The answer must be every line of the records in which the string "true" appears.

> INPUT
+ + +

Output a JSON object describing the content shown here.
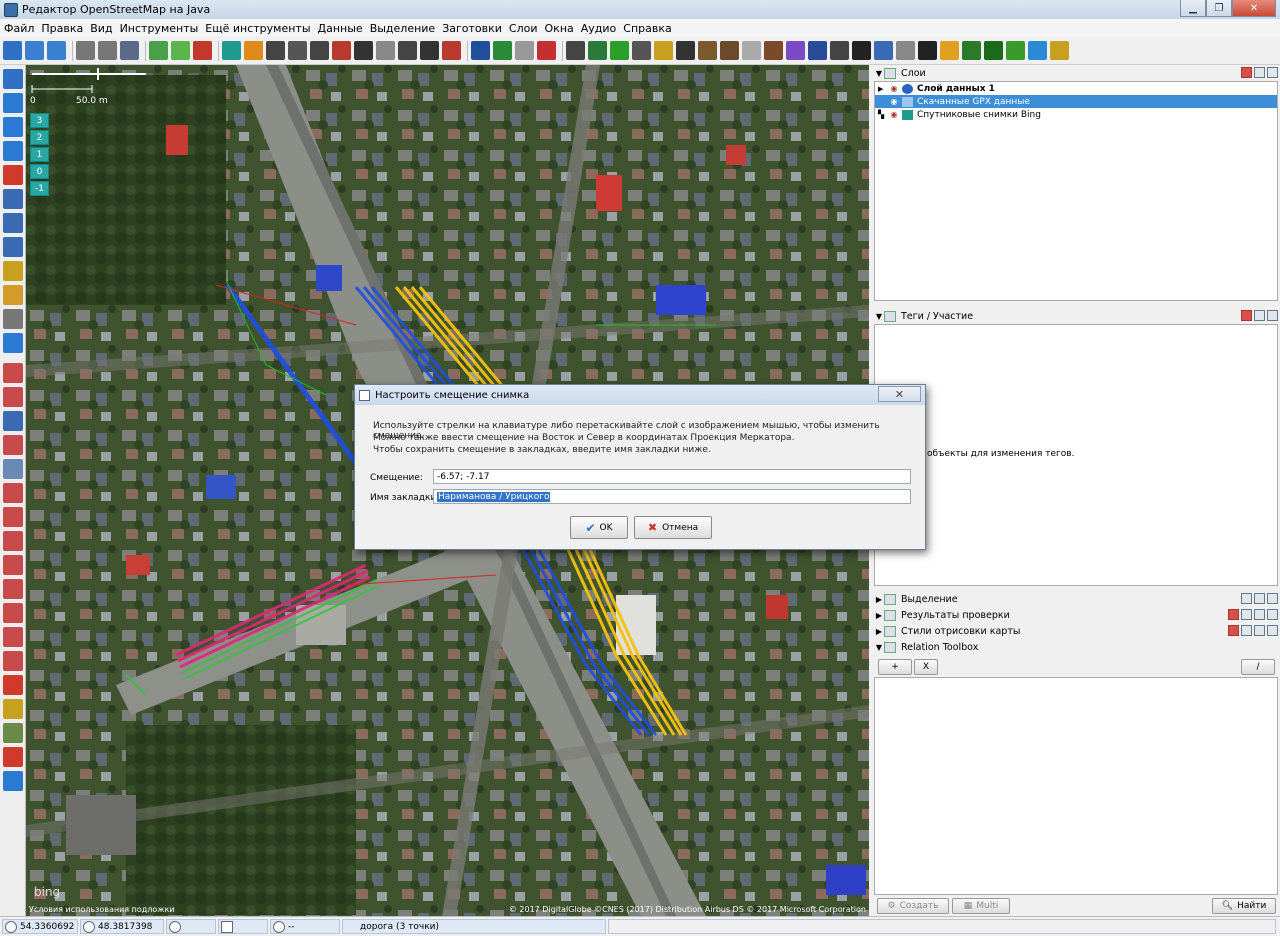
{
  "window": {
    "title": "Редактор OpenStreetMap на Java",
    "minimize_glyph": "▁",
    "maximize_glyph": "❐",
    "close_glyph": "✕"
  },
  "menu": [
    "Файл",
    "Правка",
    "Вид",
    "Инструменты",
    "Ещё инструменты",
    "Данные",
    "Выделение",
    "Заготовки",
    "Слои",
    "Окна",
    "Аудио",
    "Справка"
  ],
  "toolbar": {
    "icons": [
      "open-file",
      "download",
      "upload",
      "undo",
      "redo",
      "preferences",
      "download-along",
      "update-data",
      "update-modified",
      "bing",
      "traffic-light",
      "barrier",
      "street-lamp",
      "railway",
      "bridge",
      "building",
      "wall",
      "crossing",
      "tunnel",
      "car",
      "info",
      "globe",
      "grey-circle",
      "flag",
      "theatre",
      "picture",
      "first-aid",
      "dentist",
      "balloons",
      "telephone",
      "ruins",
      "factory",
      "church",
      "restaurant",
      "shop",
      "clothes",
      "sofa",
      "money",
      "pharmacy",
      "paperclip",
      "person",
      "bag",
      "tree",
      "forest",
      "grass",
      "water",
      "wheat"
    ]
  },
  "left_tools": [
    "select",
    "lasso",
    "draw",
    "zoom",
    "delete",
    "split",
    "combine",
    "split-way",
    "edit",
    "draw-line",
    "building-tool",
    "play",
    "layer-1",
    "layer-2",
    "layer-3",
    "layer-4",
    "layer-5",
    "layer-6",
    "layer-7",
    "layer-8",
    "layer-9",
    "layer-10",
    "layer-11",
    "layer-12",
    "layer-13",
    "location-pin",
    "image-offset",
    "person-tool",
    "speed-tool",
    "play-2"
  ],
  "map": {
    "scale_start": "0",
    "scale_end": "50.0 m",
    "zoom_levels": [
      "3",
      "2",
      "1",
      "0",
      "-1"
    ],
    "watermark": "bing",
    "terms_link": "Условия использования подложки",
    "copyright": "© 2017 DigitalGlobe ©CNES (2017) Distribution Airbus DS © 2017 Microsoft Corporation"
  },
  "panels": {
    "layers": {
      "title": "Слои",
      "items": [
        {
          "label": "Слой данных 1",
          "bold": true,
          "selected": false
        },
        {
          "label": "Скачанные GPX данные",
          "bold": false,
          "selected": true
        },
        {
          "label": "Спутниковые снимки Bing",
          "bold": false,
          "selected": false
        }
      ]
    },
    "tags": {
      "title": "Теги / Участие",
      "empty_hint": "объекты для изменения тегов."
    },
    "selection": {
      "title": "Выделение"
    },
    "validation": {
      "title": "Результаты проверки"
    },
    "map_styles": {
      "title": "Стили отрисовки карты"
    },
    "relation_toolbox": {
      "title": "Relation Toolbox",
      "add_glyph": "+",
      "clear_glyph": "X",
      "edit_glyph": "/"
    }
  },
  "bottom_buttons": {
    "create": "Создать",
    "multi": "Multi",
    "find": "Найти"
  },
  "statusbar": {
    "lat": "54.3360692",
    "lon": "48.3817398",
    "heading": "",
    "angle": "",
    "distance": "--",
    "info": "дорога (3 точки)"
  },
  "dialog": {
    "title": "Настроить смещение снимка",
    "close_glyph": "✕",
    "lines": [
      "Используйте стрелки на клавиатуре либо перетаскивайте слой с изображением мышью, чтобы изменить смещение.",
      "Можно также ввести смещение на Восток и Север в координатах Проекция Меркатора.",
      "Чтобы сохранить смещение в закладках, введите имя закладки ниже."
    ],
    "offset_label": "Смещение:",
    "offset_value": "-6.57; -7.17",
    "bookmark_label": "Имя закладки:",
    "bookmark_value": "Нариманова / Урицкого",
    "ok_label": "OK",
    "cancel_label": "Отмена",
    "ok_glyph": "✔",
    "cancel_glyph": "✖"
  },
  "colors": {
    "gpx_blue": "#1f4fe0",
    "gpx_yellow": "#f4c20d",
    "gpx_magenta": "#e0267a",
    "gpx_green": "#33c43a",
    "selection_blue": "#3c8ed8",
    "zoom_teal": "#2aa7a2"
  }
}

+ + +

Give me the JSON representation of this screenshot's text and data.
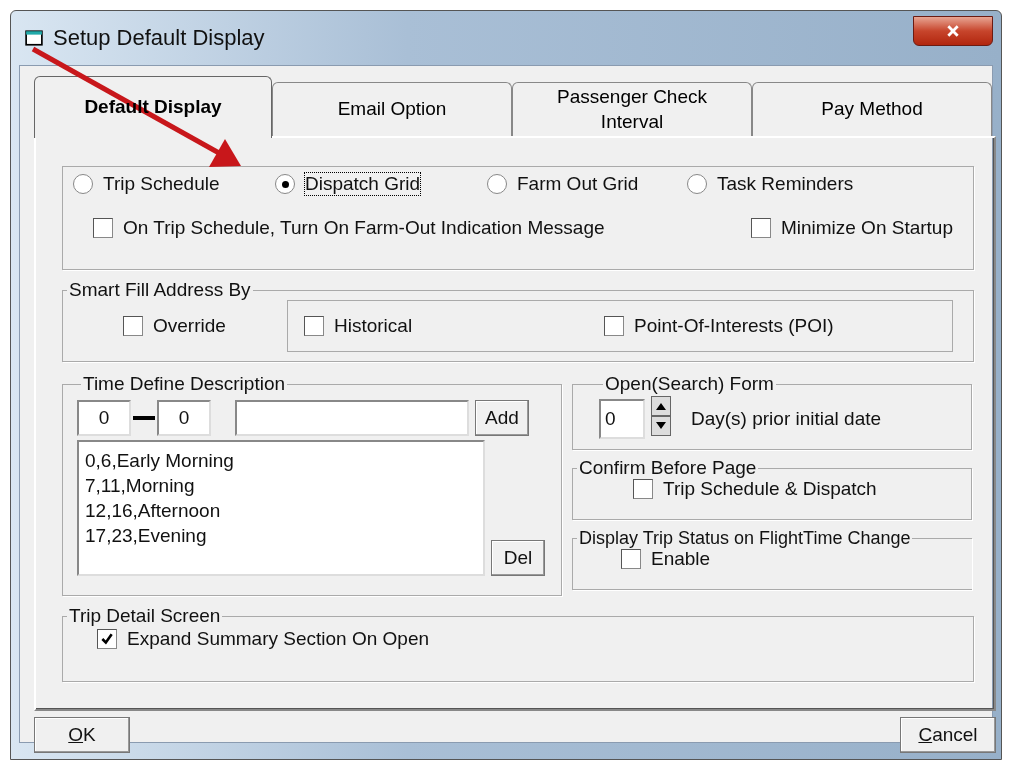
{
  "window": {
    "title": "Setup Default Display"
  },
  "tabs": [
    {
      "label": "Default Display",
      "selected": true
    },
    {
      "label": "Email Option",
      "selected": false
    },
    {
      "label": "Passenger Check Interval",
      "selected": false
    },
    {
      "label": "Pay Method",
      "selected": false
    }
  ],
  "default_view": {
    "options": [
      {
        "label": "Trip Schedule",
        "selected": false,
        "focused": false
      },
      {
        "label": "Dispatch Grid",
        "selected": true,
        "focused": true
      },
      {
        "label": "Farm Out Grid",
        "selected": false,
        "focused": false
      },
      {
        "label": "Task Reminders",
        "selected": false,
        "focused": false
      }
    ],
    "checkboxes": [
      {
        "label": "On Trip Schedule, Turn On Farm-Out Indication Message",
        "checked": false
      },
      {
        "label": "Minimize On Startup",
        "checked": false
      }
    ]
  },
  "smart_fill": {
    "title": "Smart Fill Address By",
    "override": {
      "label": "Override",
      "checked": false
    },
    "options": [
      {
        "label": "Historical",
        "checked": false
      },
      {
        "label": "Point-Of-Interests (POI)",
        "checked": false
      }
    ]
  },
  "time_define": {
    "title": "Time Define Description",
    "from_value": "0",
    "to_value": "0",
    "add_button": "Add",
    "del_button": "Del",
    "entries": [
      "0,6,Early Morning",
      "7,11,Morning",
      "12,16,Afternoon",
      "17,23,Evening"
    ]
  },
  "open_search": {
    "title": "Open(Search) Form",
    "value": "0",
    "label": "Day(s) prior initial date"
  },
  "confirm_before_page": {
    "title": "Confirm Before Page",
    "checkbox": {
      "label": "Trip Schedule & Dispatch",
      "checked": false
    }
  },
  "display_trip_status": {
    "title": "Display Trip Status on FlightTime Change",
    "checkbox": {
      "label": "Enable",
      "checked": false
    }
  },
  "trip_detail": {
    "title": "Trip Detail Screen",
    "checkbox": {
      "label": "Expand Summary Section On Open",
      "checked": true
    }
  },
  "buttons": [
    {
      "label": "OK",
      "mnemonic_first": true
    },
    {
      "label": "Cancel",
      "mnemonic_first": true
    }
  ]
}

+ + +

> SOLUTION TO THIS PROBLEM
          "bold": true,
          "selected": true
      "selected": true
        "selected": true,
        "focused": true
      "checked": true
      "mnemonic_first": true
      "mnemonic_first": true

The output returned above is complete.